◆ **EXERCISE INSTRUCTIONS**
The records that follow are to be repeated exactly, with the pictures removed.

◆ **DATA TO PROCESS**
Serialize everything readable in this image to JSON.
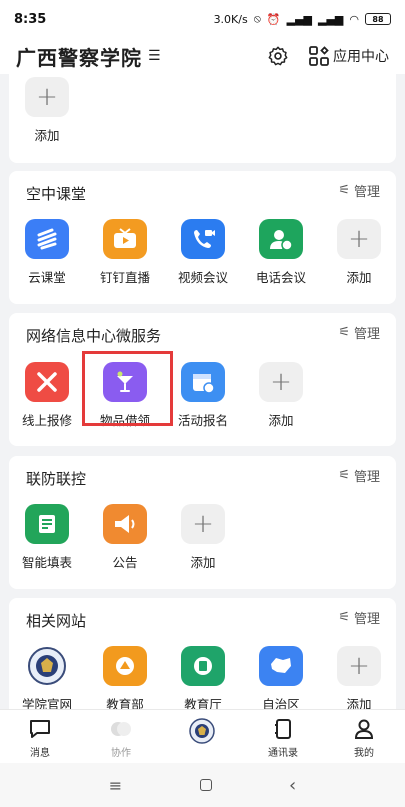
{
  "status": {
    "time": "8:35",
    "speed": "3.0K/s",
    "battery": "88"
  },
  "header": {
    "title": "广西警察学院",
    "switch_icon": "switch-icon",
    "app_center": "应用中心"
  },
  "top_partial": {
    "add_label": "添加"
  },
  "sections": {
    "classroom": {
      "title": "空中课堂",
      "manage": "管理",
      "items": [
        {
          "label": "云课堂",
          "color": "#3b7ef6"
        },
        {
          "label": "钉钉直播",
          "color": "#f39b21"
        },
        {
          "label": "视频会议",
          "color": "#2b7cf0"
        },
        {
          "label": "电话会议",
          "color": "#1ea55d"
        },
        {
          "label": "添加"
        }
      ]
    },
    "network": {
      "title": "网络信息中心微服务",
      "manage": "管理",
      "items": [
        {
          "label": "线上报修",
          "color": "#ef4c44"
        },
        {
          "label": "物品借领",
          "color": "#8a5cf0"
        },
        {
          "label": "活动报名",
          "color": "#3d8ff2"
        },
        {
          "label": "添加"
        }
      ]
    },
    "defense": {
      "title": "联防联控",
      "manage": "管理",
      "items": [
        {
          "label": "智能填表",
          "color": "#22a55a"
        },
        {
          "label": "公告",
          "color": "#f08a30"
        },
        {
          "label": "添加"
        }
      ]
    },
    "sites": {
      "title": "相关网站",
      "manage": "管理",
      "items": [
        {
          "label": "学院官网"
        },
        {
          "label": "教育部",
          "color": "#f29a1e"
        },
        {
          "label": "教育厅",
          "color": "#1fa46a"
        },
        {
          "label": "自治区",
          "color": "#3c83f2"
        },
        {
          "label": "添加"
        }
      ]
    }
  },
  "bottom_nav": [
    {
      "label": "消息"
    },
    {
      "label": "协作"
    },
    {
      "label": ""
    },
    {
      "label": "通讯录"
    },
    {
      "label": "我的"
    }
  ]
}
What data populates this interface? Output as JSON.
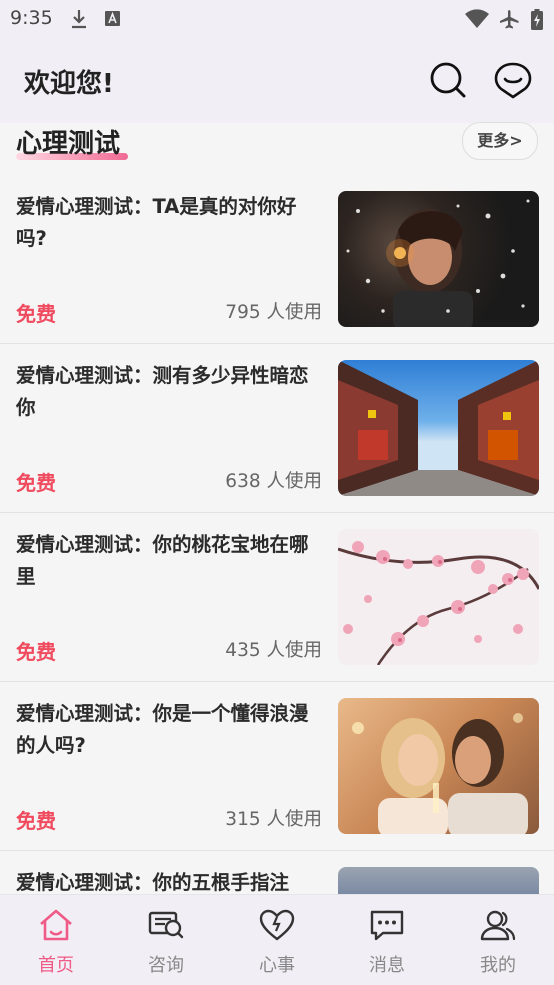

◆ **SOLUTION FOR THIS EXERCISE**
Serialize everything readable in this image to JSON.
{
  "status": {
    "time": "8:35",
    "speed": "3.0K/s",
    "battery": "88"
  },
  "header": {
    "title": "广西警察学院",
    "switch_icon": "switch-icon",
    "app_center": "应用中心"
  },
  "top_partial": {
    "add_label": "添加"
  },
  "sections": {
    "classroom": {
      "title": "空中课堂",
      "manage": "管理",
      "items": [
        {
          "label": "云课堂",
          "color": "#3b7ef6"
        },
        {
          "label": "钉钉直播",
          "color": "#f39b21"
        },
        {
          "label": "视频会议",
          "color": "#2b7cf0"
        },
        {
          "label": "电话会议",
          "color": "#1ea55d"
        },
        {
          "label": "添加"
        }
      ]
    },
    "network": {
      "title": "网络信息中心微服务",
      "manage": "管理",
      "items": [
        {
          "label": "线上报修",
          "color": "#ef4c44"
        },
        {
          "label": "物品借领",
          "color": "#8a5cf0"
        },
        {
          "label": "活动报名",
          "color": "#3d8ff2"
        },
        {
          "label": "添加"
        }
      ]
    },
    "defense": {
      "title": "联防联控",
      "manage": "管理",
      "items": [
        {
          "label": "智能填表",
          "color": "#22a55a"
        },
        {
          "label": "公告",
          "color": "#f08a30"
        },
        {
          "label": "添加"
        }
      ]
    },
    "sites": {
      "title": "相关网站",
      "manage": "管理",
      "items": [
        {
          "label": "学院官网"
        },
        {
          "label": "教育部",
          "color": "#f29a1e"
        },
        {
          "label": "教育厅",
          "color": "#1fa46a"
        },
        {
          "label": "自治区",
          "color": "#3c83f2"
        },
        {
          "label": "添加"
        }
      ]
    }
  },
  "bottom_nav": [
    {
      "label": "消息"
    },
    {
      "label": "协作"
    },
    {
      "label": ""
    },
    {
      "label": "通讯录"
    },
    {
      "label": "我的"
    }
  ]
}
What data populates this interface? Output as JSON.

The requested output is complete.